EXERCISE OBJECTIVE:
Retype the records below exactly as they stand, but with no images.

DATA TO EXAMINE below:

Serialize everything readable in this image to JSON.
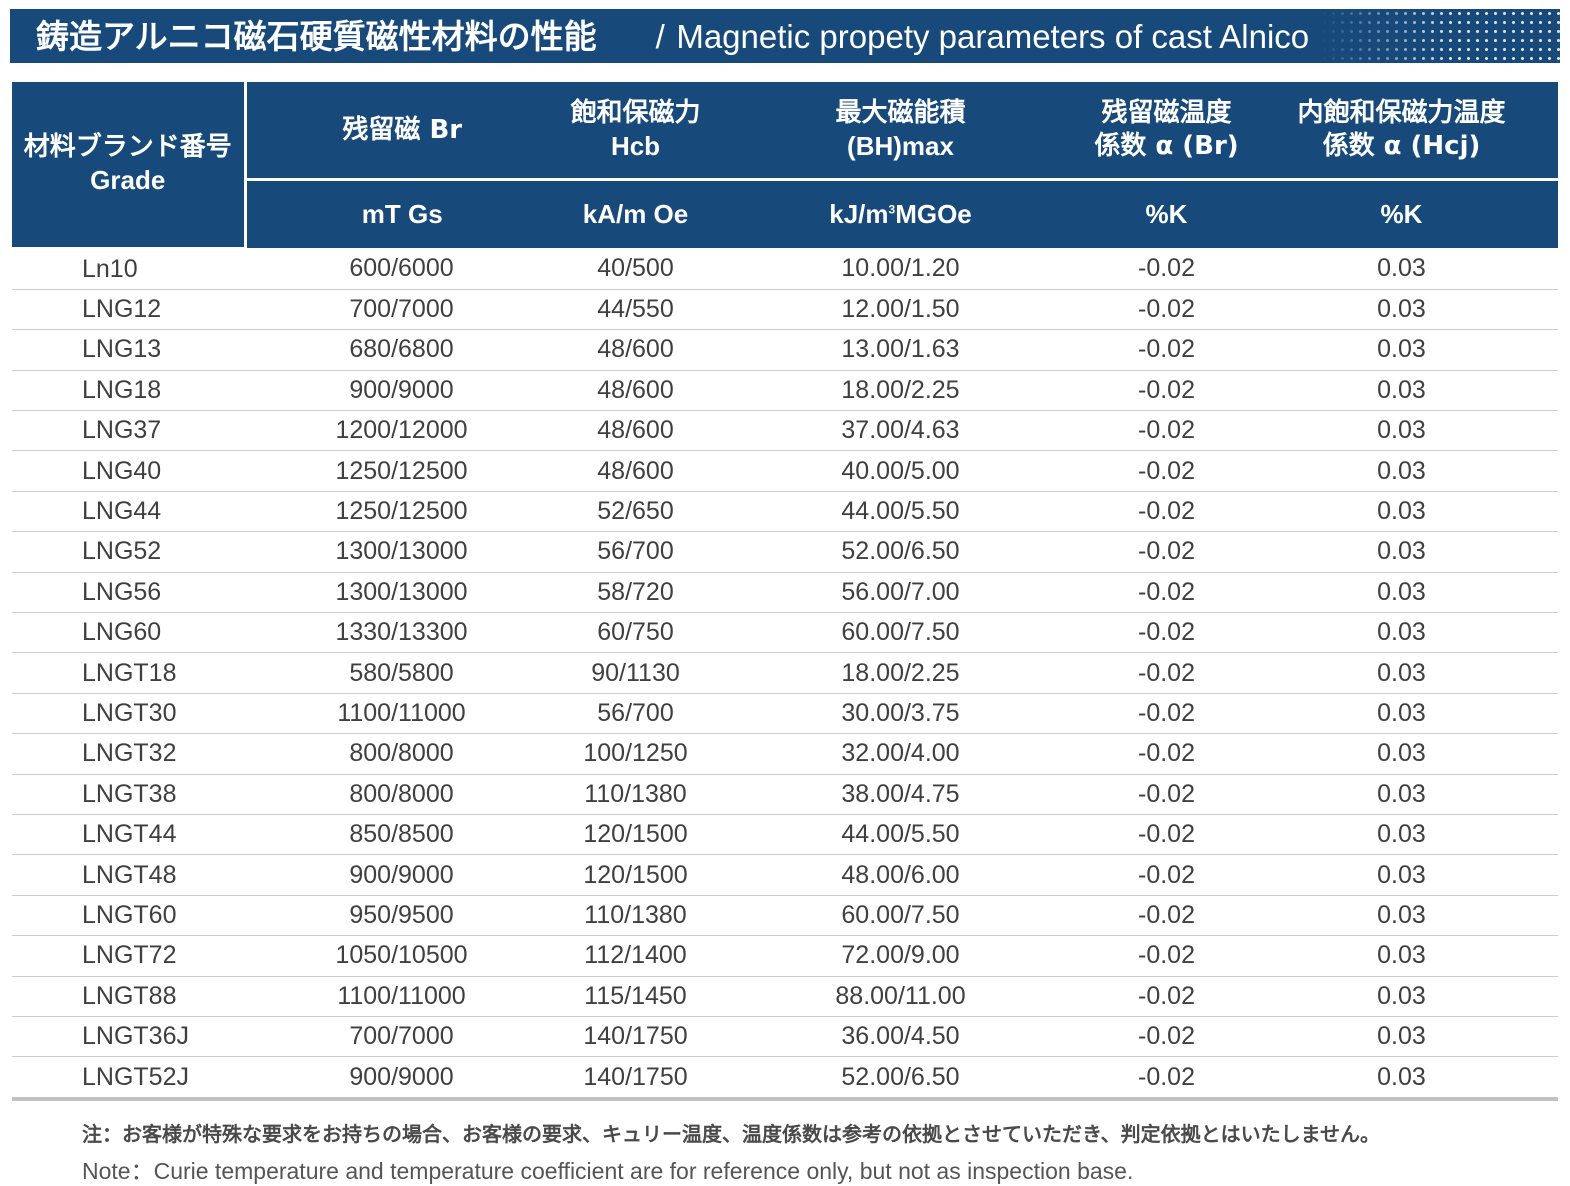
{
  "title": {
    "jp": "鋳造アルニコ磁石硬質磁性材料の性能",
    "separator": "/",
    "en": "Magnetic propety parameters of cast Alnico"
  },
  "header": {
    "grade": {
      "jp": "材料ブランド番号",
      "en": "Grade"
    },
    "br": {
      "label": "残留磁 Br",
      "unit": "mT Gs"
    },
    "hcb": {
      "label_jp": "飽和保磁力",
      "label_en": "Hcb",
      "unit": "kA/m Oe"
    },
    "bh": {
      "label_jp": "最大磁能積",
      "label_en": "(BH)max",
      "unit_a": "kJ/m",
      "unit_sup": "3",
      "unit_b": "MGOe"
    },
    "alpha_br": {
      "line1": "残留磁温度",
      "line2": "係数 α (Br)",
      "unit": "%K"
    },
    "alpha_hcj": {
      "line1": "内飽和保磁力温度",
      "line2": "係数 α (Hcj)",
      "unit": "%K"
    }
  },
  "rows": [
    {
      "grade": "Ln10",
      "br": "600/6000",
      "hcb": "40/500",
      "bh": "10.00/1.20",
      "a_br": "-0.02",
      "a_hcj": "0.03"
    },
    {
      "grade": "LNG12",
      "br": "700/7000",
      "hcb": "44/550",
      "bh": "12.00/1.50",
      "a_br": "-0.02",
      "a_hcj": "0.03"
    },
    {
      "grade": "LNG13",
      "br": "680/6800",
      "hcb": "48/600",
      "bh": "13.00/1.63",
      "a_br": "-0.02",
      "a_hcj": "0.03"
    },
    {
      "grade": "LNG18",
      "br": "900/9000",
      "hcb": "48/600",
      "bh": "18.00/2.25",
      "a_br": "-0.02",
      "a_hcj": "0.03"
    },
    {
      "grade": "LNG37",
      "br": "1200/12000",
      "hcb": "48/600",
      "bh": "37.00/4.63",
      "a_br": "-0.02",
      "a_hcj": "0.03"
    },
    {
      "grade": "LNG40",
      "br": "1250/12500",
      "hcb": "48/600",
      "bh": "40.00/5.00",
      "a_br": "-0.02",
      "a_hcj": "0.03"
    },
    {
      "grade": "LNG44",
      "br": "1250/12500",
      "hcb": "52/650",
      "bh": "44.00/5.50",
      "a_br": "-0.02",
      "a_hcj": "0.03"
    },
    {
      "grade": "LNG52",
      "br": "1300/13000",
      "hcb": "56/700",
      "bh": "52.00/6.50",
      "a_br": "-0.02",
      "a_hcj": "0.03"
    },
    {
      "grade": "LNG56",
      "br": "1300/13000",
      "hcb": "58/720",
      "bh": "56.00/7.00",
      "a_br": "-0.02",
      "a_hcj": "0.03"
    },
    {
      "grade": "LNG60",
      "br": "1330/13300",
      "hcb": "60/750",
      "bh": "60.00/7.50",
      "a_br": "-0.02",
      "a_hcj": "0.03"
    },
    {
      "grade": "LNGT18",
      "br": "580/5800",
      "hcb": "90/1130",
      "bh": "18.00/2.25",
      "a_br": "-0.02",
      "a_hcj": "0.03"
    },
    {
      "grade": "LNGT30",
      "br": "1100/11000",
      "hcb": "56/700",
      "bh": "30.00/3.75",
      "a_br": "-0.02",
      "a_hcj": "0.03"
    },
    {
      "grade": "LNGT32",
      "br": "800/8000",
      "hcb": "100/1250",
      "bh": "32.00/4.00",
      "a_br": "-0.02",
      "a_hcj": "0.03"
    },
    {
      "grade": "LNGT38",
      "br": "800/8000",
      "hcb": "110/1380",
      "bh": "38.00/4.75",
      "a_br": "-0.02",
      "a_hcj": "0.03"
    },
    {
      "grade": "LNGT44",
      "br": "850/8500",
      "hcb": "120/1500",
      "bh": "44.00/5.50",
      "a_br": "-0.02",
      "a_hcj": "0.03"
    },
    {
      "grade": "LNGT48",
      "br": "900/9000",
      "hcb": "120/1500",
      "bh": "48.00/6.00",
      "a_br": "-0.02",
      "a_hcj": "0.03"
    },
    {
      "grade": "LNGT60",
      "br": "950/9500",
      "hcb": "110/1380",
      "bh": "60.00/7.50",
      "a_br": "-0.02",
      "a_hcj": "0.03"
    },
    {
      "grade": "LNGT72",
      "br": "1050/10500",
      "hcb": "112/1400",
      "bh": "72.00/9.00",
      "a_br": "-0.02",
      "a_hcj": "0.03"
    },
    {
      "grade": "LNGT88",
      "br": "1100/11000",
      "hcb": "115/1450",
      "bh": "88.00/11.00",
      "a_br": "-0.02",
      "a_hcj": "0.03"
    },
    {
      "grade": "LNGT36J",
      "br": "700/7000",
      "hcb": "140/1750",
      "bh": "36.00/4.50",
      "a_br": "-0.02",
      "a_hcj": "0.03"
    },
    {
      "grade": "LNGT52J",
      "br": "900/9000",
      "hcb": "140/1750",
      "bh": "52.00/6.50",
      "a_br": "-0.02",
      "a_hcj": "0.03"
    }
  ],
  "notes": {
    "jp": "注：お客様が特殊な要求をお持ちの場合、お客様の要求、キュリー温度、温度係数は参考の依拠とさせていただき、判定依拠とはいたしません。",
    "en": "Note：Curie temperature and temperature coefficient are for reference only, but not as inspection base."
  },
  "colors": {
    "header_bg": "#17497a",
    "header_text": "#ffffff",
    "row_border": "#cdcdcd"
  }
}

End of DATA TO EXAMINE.

FINISHED EXERCISE:
Serialize everything readable in this image to JSON.
{
  "title": {
    "jp": "鋳造アルニコ磁石硬質磁性材料の性能",
    "separator": "/",
    "en": "Magnetic propety parameters of cast Alnico"
  },
  "header": {
    "grade": {
      "jp": "材料ブランド番号",
      "en": "Grade"
    },
    "br": {
      "label": "残留磁 Br",
      "unit": "mT Gs"
    },
    "hcb": {
      "label_jp": "飽和保磁力",
      "label_en": "Hcb",
      "unit": "kA/m Oe"
    },
    "bh": {
      "label_jp": "最大磁能積",
      "label_en": "(BH)max",
      "unit_a": "kJ/m",
      "unit_sup": "3",
      "unit_b": "MGOe"
    },
    "alpha_br": {
      "line1": "残留磁温度",
      "line2": "係数 α (Br)",
      "unit": "%K"
    },
    "alpha_hcj": {
      "line1": "内飽和保磁力温度",
      "line2": "係数 α (Hcj)",
      "unit": "%K"
    }
  },
  "rows": [
    {
      "grade": "Ln10",
      "br": "600/6000",
      "hcb": "40/500",
      "bh": "10.00/1.20",
      "a_br": "-0.02",
      "a_hcj": "0.03"
    },
    {
      "grade": "LNG12",
      "br": "700/7000",
      "hcb": "44/550",
      "bh": "12.00/1.50",
      "a_br": "-0.02",
      "a_hcj": "0.03"
    },
    {
      "grade": "LNG13",
      "br": "680/6800",
      "hcb": "48/600",
      "bh": "13.00/1.63",
      "a_br": "-0.02",
      "a_hcj": "0.03"
    },
    {
      "grade": "LNG18",
      "br": "900/9000",
      "hcb": "48/600",
      "bh": "18.00/2.25",
      "a_br": "-0.02",
      "a_hcj": "0.03"
    },
    {
      "grade": "LNG37",
      "br": "1200/12000",
      "hcb": "48/600",
      "bh": "37.00/4.63",
      "a_br": "-0.02",
      "a_hcj": "0.03"
    },
    {
      "grade": "LNG40",
      "br": "1250/12500",
      "hcb": "48/600",
      "bh": "40.00/5.00",
      "a_br": "-0.02",
      "a_hcj": "0.03"
    },
    {
      "grade": "LNG44",
      "br": "1250/12500",
      "hcb": "52/650",
      "bh": "44.00/5.50",
      "a_br": "-0.02",
      "a_hcj": "0.03"
    },
    {
      "grade": "LNG52",
      "br": "1300/13000",
      "hcb": "56/700",
      "bh": "52.00/6.50",
      "a_br": "-0.02",
      "a_hcj": "0.03"
    },
    {
      "grade": "LNG56",
      "br": "1300/13000",
      "hcb": "58/720",
      "bh": "56.00/7.00",
      "a_br": "-0.02",
      "a_hcj": "0.03"
    },
    {
      "grade": "LNG60",
      "br": "1330/13300",
      "hcb": "60/750",
      "bh": "60.00/7.50",
      "a_br": "-0.02",
      "a_hcj": "0.03"
    },
    {
      "grade": "LNGT18",
      "br": "580/5800",
      "hcb": "90/1130",
      "bh": "18.00/2.25",
      "a_br": "-0.02",
      "a_hcj": "0.03"
    },
    {
      "grade": "LNGT30",
      "br": "1100/11000",
      "hcb": "56/700",
      "bh": "30.00/3.75",
      "a_br": "-0.02",
      "a_hcj": "0.03"
    },
    {
      "grade": "LNGT32",
      "br": "800/8000",
      "hcb": "100/1250",
      "bh": "32.00/4.00",
      "a_br": "-0.02",
      "a_hcj": "0.03"
    },
    {
      "grade": "LNGT38",
      "br": "800/8000",
      "hcb": "110/1380",
      "bh": "38.00/4.75",
      "a_br": "-0.02",
      "a_hcj": "0.03"
    },
    {
      "grade": "LNGT44",
      "br": "850/8500",
      "hcb": "120/1500",
      "bh": "44.00/5.50",
      "a_br": "-0.02",
      "a_hcj": "0.03"
    },
    {
      "grade": "LNGT48",
      "br": "900/9000",
      "hcb": "120/1500",
      "bh": "48.00/6.00",
      "a_br": "-0.02",
      "a_hcj": "0.03"
    },
    {
      "grade": "LNGT60",
      "br": "950/9500",
      "hcb": "110/1380",
      "bh": "60.00/7.50",
      "a_br": "-0.02",
      "a_hcj": "0.03"
    },
    {
      "grade": "LNGT72",
      "br": "1050/10500",
      "hcb": "112/1400",
      "bh": "72.00/9.00",
      "a_br": "-0.02",
      "a_hcj": "0.03"
    },
    {
      "grade": "LNGT88",
      "br": "1100/11000",
      "hcb": "115/1450",
      "bh": "88.00/11.00",
      "a_br": "-0.02",
      "a_hcj": "0.03"
    },
    {
      "grade": "LNGT36J",
      "br": "700/7000",
      "hcb": "140/1750",
      "bh": "36.00/4.50",
      "a_br": "-0.02",
      "a_hcj": "0.03"
    },
    {
      "grade": "LNGT52J",
      "br": "900/9000",
      "hcb": "140/1750",
      "bh": "52.00/6.50",
      "a_br": "-0.02",
      "a_hcj": "0.03"
    }
  ],
  "notes": {
    "jp": "注：お客様が特殊な要求をお持ちの場合、お客様の要求、キュリー温度、温度係数は参考の依拠とさせていただき、判定依拠とはいたしません。",
    "en": "Note：Curie temperature and temperature coefficient are for reference only, but not as inspection base."
  },
  "colors": {
    "header_bg": "#17497a",
    "header_text": "#ffffff",
    "row_border": "#cdcdcd"
  }
}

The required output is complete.